### The problem
Without skipping anything, write out each record below exactly.

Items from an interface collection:
----

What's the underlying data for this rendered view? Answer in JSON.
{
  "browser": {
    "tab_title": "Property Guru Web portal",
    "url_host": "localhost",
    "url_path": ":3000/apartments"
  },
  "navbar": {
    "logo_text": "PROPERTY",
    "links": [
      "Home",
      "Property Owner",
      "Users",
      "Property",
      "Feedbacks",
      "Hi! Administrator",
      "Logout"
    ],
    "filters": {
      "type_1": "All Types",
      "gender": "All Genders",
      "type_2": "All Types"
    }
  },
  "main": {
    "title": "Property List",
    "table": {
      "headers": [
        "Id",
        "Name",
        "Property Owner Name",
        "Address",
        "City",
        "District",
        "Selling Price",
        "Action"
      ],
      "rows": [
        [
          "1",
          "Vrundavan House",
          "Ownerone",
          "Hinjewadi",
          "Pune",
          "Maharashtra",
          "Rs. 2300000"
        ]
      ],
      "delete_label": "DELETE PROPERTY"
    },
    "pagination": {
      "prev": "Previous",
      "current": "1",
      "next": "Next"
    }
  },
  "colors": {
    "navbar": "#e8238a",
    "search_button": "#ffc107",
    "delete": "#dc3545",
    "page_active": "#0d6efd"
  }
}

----

### Exercise solution
What's the underlying data for this rendered view? Answer in JSON.
{
  "browser": {
    "tab_title": "Property Guru Web portal",
    "url_host": "localhost",
    "url_path": ":3000/apartments"
  },
  "navbar": {
    "logo_text": "PROPERTY",
    "links": [
      "Home",
      "Property Owner",
      "Users",
      "Property",
      "Feedbacks",
      "Hi! Administrator",
      "Logout"
    ],
    "filters": {
      "type_1": "All Types",
      "gender": "All Genders",
      "type_2": "All Types"
    }
  },
  "main": {
    "title": "Property List",
    "table": {
      "headers": [
        "Id",
        "Name",
        "Property Owner Name",
        "Address",
        "City",
        "District",
        "Selling Price",
        "Action"
      ],
      "rows": [
        [
          "1",
          "Vrundavan House",
          "Ownerone",
          "Hinjewadi",
          "Pune",
          "Maharashtra",
          "Rs. 2300000"
        ]
      ],
      "delete_label": "DELETE PROPERTY"
    },
    "pagination": {
      "prev": "Previous",
      "current": "1",
      "next": "Next"
    }
  },
  "colors": {
    "navbar": "#e8238a",
    "search_button": "#ffc107",
    "delete": "#dc3545",
    "page_active": "#0d6efd"
  }
}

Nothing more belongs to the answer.